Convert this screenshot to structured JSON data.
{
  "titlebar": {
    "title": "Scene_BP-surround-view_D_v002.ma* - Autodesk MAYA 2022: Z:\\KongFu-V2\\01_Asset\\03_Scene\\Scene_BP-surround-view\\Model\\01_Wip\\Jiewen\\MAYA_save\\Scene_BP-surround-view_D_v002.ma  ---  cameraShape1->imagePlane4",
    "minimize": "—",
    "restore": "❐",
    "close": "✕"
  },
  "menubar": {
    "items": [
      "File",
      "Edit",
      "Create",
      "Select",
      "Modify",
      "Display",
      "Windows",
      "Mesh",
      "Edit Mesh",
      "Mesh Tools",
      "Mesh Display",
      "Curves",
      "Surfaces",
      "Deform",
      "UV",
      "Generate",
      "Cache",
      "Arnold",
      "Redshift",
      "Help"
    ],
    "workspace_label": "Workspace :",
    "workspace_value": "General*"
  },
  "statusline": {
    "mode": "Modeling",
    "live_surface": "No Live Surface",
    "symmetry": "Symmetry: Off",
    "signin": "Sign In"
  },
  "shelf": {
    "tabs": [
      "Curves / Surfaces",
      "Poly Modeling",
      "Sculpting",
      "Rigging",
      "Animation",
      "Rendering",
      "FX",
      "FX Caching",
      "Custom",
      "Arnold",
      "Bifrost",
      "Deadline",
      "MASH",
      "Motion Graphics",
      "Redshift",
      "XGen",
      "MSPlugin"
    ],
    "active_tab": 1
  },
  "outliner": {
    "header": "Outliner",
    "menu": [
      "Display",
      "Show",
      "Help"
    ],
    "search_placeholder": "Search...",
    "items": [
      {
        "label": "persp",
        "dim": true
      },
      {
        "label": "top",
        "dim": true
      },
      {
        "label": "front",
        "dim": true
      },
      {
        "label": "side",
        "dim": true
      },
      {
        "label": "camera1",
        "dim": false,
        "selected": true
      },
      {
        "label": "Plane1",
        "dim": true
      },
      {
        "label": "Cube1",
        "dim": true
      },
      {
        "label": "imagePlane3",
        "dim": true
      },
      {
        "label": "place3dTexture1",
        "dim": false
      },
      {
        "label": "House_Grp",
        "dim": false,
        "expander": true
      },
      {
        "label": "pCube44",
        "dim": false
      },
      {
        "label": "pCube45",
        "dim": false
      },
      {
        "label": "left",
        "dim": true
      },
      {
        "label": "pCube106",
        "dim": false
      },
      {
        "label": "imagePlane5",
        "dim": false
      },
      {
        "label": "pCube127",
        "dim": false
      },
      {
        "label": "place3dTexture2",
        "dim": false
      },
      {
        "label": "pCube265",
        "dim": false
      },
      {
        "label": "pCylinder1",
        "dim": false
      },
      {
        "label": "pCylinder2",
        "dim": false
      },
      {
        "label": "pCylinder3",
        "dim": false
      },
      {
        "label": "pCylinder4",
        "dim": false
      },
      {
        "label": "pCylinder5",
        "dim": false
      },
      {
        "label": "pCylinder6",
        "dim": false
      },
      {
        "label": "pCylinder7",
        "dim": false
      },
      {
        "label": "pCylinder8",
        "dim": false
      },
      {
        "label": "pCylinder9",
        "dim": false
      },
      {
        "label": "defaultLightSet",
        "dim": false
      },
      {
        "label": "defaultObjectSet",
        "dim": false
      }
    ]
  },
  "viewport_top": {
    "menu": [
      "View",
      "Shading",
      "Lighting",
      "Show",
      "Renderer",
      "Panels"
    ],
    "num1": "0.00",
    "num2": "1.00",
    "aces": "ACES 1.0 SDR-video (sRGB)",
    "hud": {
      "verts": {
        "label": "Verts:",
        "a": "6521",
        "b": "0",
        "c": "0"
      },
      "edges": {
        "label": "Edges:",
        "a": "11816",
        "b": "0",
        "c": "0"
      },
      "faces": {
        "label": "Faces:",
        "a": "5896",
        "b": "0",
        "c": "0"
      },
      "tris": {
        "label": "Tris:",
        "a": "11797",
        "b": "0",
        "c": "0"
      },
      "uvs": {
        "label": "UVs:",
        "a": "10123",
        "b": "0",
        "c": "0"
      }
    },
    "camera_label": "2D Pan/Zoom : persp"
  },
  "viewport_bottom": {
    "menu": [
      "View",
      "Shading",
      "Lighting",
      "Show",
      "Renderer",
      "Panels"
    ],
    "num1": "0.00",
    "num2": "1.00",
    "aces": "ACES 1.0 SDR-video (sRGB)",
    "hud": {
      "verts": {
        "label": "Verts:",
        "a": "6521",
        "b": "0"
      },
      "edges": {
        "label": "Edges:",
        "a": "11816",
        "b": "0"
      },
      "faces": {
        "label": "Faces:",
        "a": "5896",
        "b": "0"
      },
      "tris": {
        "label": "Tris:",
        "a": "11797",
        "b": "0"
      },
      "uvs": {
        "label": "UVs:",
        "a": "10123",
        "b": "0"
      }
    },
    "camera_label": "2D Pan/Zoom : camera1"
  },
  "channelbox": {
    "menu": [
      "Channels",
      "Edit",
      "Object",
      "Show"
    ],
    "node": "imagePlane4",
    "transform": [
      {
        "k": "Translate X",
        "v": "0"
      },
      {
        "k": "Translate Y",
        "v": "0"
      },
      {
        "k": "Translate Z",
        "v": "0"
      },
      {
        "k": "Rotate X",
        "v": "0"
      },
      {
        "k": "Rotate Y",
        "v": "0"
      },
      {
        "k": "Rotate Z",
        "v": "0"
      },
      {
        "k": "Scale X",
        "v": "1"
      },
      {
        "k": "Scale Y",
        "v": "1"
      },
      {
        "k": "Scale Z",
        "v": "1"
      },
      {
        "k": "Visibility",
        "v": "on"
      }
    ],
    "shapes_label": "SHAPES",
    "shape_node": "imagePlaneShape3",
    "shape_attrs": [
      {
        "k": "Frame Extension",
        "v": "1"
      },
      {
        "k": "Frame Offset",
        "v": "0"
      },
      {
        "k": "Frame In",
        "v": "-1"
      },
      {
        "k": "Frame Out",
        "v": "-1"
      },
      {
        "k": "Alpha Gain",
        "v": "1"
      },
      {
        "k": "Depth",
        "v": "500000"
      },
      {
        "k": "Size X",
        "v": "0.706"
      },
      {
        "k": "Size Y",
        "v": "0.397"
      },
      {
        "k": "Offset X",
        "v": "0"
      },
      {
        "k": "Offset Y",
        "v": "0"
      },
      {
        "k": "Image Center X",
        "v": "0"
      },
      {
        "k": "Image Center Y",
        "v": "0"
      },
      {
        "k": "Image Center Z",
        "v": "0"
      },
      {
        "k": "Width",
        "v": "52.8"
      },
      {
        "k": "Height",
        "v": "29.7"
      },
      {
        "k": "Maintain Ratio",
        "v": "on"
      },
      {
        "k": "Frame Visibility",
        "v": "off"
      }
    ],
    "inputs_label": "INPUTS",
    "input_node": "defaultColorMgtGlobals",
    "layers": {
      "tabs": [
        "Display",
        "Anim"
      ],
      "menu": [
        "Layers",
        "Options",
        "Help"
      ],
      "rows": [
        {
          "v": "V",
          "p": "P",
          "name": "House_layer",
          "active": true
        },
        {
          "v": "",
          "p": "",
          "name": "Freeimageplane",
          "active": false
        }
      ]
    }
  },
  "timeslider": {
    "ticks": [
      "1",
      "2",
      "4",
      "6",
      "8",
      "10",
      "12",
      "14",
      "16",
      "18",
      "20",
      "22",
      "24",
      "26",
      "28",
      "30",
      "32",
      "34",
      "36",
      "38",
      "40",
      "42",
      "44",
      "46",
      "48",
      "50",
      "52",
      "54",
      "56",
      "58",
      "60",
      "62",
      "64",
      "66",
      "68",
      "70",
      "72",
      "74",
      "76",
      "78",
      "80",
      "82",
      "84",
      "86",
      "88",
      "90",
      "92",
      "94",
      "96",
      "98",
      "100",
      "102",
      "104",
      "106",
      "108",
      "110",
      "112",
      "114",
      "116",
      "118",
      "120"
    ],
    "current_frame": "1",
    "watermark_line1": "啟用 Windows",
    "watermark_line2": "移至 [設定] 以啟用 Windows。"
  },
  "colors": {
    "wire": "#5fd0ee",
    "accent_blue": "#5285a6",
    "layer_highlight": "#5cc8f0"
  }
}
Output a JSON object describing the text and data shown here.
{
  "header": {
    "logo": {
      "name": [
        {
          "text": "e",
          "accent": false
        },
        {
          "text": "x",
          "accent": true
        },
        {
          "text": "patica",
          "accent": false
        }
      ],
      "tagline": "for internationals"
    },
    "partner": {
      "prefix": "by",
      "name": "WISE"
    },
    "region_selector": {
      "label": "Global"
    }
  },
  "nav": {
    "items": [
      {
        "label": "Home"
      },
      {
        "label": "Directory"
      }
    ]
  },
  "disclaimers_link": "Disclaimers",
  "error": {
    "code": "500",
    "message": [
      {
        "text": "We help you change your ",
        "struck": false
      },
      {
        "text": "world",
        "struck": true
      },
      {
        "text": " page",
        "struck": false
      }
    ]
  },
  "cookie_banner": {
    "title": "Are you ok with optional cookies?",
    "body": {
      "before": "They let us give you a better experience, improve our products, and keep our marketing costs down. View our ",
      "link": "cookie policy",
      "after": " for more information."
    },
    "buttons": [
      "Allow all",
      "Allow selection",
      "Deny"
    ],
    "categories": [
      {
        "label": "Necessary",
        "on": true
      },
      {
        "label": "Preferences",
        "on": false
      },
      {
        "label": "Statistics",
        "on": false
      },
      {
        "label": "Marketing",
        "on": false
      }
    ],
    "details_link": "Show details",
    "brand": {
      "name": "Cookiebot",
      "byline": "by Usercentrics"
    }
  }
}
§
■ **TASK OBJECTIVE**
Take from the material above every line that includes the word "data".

■ **RESPONSE BOX**
Convert this screenshot to structured JSON data.
Output a JSON object describing the text and data shown here.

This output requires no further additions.